GIVEN RECORDS Block Start

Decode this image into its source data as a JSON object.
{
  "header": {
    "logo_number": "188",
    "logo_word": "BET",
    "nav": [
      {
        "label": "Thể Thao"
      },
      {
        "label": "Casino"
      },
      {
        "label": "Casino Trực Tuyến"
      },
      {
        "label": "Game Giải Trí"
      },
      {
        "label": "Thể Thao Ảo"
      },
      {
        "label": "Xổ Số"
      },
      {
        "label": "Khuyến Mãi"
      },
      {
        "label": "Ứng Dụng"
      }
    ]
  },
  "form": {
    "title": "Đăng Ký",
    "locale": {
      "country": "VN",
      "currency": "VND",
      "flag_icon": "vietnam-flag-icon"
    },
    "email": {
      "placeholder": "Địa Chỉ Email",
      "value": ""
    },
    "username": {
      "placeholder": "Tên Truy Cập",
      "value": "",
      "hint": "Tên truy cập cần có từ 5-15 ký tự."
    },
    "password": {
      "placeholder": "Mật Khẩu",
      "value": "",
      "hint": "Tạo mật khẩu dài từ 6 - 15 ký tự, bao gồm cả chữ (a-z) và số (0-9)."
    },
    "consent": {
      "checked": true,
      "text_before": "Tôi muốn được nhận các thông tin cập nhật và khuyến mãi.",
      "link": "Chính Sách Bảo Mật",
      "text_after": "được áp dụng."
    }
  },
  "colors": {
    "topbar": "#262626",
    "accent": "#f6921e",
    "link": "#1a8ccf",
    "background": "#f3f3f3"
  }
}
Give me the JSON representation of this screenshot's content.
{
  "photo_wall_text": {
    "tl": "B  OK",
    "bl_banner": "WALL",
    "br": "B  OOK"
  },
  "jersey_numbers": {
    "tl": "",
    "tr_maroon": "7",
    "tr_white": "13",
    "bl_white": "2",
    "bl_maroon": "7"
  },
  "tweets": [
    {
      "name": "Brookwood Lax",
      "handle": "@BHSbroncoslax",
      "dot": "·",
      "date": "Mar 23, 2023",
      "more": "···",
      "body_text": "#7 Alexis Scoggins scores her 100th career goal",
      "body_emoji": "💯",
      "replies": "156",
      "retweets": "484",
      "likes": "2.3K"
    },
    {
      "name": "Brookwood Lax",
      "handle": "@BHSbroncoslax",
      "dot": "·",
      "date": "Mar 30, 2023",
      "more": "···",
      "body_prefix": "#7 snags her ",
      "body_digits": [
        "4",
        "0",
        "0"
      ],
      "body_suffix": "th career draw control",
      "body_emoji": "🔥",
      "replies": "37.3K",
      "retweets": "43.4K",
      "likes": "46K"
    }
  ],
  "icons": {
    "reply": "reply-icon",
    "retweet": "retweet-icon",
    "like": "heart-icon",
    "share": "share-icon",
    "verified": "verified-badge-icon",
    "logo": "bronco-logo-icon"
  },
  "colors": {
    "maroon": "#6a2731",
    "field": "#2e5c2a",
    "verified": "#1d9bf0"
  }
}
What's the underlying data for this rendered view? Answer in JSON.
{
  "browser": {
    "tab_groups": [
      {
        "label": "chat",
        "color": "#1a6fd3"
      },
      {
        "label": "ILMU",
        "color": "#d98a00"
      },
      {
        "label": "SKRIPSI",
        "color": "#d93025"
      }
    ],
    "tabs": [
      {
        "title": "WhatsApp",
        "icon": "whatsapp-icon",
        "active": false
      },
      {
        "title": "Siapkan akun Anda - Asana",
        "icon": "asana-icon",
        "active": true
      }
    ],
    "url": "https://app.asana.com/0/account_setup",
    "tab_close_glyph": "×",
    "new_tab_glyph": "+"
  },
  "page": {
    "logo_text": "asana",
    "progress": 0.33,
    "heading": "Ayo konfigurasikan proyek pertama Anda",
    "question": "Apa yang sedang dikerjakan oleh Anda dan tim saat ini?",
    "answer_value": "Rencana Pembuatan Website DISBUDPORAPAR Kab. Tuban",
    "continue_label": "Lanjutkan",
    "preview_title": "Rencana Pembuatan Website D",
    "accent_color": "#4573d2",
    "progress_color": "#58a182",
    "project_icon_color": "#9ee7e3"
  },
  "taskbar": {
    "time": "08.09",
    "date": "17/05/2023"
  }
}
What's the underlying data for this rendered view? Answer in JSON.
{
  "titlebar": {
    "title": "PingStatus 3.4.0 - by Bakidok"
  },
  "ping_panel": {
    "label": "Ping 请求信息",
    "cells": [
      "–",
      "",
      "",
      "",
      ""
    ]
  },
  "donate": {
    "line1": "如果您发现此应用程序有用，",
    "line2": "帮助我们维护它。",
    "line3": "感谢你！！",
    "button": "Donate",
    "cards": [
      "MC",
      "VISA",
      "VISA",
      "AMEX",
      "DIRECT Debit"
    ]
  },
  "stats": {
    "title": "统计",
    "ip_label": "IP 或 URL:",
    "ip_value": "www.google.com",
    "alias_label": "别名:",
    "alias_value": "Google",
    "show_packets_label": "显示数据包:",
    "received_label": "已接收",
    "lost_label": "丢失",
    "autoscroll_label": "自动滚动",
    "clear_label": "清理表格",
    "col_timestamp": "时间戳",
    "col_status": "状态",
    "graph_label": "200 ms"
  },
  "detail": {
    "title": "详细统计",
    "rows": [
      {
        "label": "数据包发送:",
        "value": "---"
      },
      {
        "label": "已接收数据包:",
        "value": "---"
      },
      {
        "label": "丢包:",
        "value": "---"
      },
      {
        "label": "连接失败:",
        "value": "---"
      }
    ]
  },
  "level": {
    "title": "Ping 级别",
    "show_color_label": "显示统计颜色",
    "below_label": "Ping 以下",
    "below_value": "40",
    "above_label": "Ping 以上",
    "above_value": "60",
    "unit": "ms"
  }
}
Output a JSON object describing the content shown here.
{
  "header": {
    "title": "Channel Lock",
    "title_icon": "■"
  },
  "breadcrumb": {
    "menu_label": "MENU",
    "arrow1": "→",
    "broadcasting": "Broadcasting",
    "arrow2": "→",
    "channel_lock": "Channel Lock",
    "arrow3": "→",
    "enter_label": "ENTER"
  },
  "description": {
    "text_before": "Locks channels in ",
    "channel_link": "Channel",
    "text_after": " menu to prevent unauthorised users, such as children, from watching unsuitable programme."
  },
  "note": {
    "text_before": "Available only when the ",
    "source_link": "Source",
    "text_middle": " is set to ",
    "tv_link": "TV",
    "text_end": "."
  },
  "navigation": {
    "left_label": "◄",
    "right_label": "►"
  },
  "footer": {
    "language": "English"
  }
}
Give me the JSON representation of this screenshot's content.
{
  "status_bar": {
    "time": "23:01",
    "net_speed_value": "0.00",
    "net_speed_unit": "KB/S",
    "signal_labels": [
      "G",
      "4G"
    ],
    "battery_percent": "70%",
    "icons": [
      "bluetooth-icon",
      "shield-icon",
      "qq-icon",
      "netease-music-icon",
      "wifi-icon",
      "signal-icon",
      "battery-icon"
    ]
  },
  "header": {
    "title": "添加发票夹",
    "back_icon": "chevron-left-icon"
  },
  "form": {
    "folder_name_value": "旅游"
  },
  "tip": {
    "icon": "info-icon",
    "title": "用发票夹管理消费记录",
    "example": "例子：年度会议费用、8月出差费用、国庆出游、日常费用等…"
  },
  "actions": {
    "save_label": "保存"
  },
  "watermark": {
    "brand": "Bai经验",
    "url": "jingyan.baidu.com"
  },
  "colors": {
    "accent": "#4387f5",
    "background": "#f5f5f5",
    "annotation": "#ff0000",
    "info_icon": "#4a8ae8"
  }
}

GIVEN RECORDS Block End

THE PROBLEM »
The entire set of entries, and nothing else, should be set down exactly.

EXPECTED OUTPUT »
Decode this image into its source data as a JSON object.
{
  "header": {
    "logo_number": "188",
    "logo_word": "BET",
    "nav": [
      {
        "label": "Thể Thao"
      },
      {
        "label": "Casino"
      },
      {
        "label": "Casino Trực Tuyến"
      },
      {
        "label": "Game Giải Trí"
      },
      {
        "label": "Thể Thao Ảo"
      },
      {
        "label": "Xổ Số"
      },
      {
        "label": "Khuyến Mãi"
      },
      {
        "label": "Ứng Dụng"
      }
    ]
  },
  "form": {
    "title": "Đăng Ký",
    "locale": {
      "country": "VN",
      "currency": "VND",
      "flag_icon": "vietnam-flag-icon"
    },
    "email": {
      "placeholder": "Địa Chỉ Email",
      "value": ""
    },
    "username": {
      "placeholder": "Tên Truy Cập",
      "value": "",
      "hint": "Tên truy cập cần có từ 5-15 ký tự."
    },
    "password": {
      "placeholder": "Mật Khẩu",
      "value": "",
      "hint": "Tạo mật khẩu dài từ 6 - 15 ký tự, bao gồm cả chữ (a-z) và số (0-9)."
    },
    "consent": {
      "checked": true,
      "text_before": "Tôi muốn được nhận các thông tin cập nhật và khuyến mãi.",
      "link": "Chính Sách Bảo Mật",
      "text_after": "được áp dụng."
    }
  },
  "colors": {
    "topbar": "#262626",
    "accent": "#f6921e",
    "link": "#1a8ccf",
    "background": "#f3f3f3"
  }
}
Give me the JSON representation of this screenshot's content.
{
  "photo_wall_text": {
    "tl": "B  OK",
    "bl_banner": "WALL",
    "br": "B  OOK"
  },
  "jersey_numbers": {
    "tl": "",
    "tr_maroon": "7",
    "tr_white": "13",
    "bl_white": "2",
    "bl_maroon": "7"
  },
  "tweets": [
    {
      "name": "Brookwood Lax",
      "handle": "@BHSbroncoslax",
      "dot": "·",
      "date": "Mar 23, 2023",
      "more": "···",
      "body_text": "#7 Alexis Scoggins scores her 100th career goal",
      "body_emoji": "💯",
      "replies": "156",
      "retweets": "484",
      "likes": "2.3K"
    },
    {
      "name": "Brookwood Lax",
      "handle": "@BHSbroncoslax",
      "dot": "·",
      "date": "Mar 30, 2023",
      "more": "···",
      "body_prefix": "#7 snags her ",
      "body_digits": [
        "4",
        "0",
        "0"
      ],
      "body_suffix": "th career draw control",
      "body_emoji": "🔥",
      "replies": "37.3K",
      "retweets": "43.4K",
      "likes": "46K"
    }
  ],
  "icons": {
    "reply": "reply-icon",
    "retweet": "retweet-icon",
    "like": "heart-icon",
    "share": "share-icon",
    "verified": "verified-badge-icon",
    "logo": "bronco-logo-icon"
  },
  "colors": {
    "maroon": "#6a2731",
    "field": "#2e5c2a",
    "verified": "#1d9bf0"
  }
}
What's the underlying data for this rendered view? Answer in JSON.
{
  "browser": {
    "tab_groups": [
      {
        "label": "chat",
        "color": "#1a6fd3"
      },
      {
        "label": "ILMU",
        "color": "#d98a00"
      },
      {
        "label": "SKRIPSI",
        "color": "#d93025"
      }
    ],
    "tabs": [
      {
        "title": "WhatsApp",
        "icon": "whatsapp-icon",
        "active": false
      },
      {
        "title": "Siapkan akun Anda - Asana",
        "icon": "asana-icon",
        "active": true
      }
    ],
    "url": "https://app.asana.com/0/account_setup",
    "tab_close_glyph": "×",
    "new_tab_glyph": "+"
  },
  "page": {
    "logo_text": "asana",
    "progress": 0.33,
    "heading": "Ayo konfigurasikan proyek pertama Anda",
    "question": "Apa yang sedang dikerjakan oleh Anda dan tim saat ini?",
    "answer_value": "Rencana Pembuatan Website DISBUDPORAPAR Kab. Tuban",
    "continue_label": "Lanjutkan",
    "preview_title": "Rencana Pembuatan Website D",
    "accent_color": "#4573d2",
    "progress_color": "#58a182",
    "project_icon_color": "#9ee7e3"
  },
  "taskbar": {
    "time": "08.09",
    "date": "17/05/2023"
  }
}
What's the underlying data for this rendered view? Answer in JSON.
{
  "titlebar": {
    "title": "PingStatus 3.4.0 - by Bakidok"
  },
  "ping_panel": {
    "label": "Ping 请求信息",
    "cells": [
      "–",
      "",
      "",
      "",
      ""
    ]
  },
  "donate": {
    "line1": "如果您发现此应用程序有用，",
    "line2": "帮助我们维护它。",
    "line3": "感谢你！！",
    "button": "Donate",
    "cards": [
      "MC",
      "VISA",
      "VISA",
      "AMEX",
      "DIRECT Debit"
    ]
  },
  "stats": {
    "title": "统计",
    "ip_label": "IP 或 URL:",
    "ip_value": "www.google.com",
    "alias_label": "别名:",
    "alias_value": "Google",
    "show_packets_label": "显示数据包:",
    "received_label": "已接收",
    "lost_label": "丢失",
    "autoscroll_label": "自动滚动",
    "clear_label": "清理表格",
    "col_timestamp": "时间戳",
    "col_status": "状态",
    "graph_label": "200 ms"
  },
  "detail": {
    "title": "详细统计",
    "rows": [
      {
        "label": "数据包发送:",
        "value": "---"
      },
      {
        "label": "已接收数据包:",
        "value": "---"
      },
      {
        "label": "丢包:",
        "value": "---"
      },
      {
        "label": "连接失败:",
        "value": "---"
      }
    ]
  },
  "level": {
    "title": "Ping 级别",
    "show_color_label": "显示统计颜色",
    "below_label": "Ping 以下",
    "below_value": "40",
    "above_label": "Ping 以上",
    "above_value": "60",
    "unit": "ms"
  }
}
Output a JSON object describing the content shown here.
{
  "header": {
    "title": "Channel Lock",
    "title_icon": "■"
  },
  "breadcrumb": {
    "menu_label": "MENU",
    "arrow1": "→",
    "broadcasting": "Broadcasting",
    "arrow2": "→",
    "channel_lock": "Channel Lock",
    "arrow3": "→",
    "enter_label": "ENTER"
  },
  "description": {
    "text_before": "Locks channels in ",
    "channel_link": "Channel",
    "text_after": " menu to prevent unauthorised users, such as children, from watching unsuitable programme."
  },
  "note": {
    "text_before": "Available only when the ",
    "source_link": "Source",
    "text_middle": " is set to ",
    "tv_link": "TV",
    "text_end": "."
  },
  "navigation": {
    "left_label": "◄",
    "right_label": "►"
  },
  "footer": {
    "language": "English"
  }
}
Give me the JSON representation of this screenshot's content.
{
  "status_bar": {
    "time": "23:01",
    "net_speed_value": "0.00",
    "net_speed_unit": "KB/S",
    "signal_labels": [
      "G",
      "4G"
    ],
    "battery_percent": "70%",
    "icons": [
      "bluetooth-icon",
      "shield-icon",
      "qq-icon",
      "netease-music-icon",
      "wifi-icon",
      "signal-icon",
      "battery-icon"
    ]
  },
  "header": {
    "title": "添加发票夹",
    "back_icon": "chevron-left-icon"
  },
  "form": {
    "folder_name_value": "旅游"
  },
  "tip": {
    "icon": "info-icon",
    "title": "用发票夹管理消费记录",
    "example": "例子：年度会议费用、8月出差费用、国庆出游、日常费用等…"
  },
  "actions": {
    "save_label": "保存"
  },
  "watermark": {
    "brand": "Bai经验",
    "url": "jingyan.baidu.com"
  },
  "colors": {
    "accent": "#4387f5",
    "background": "#f5f5f5",
    "annotation": "#ff0000",
    "info_icon": "#4a8ae8"
  }
}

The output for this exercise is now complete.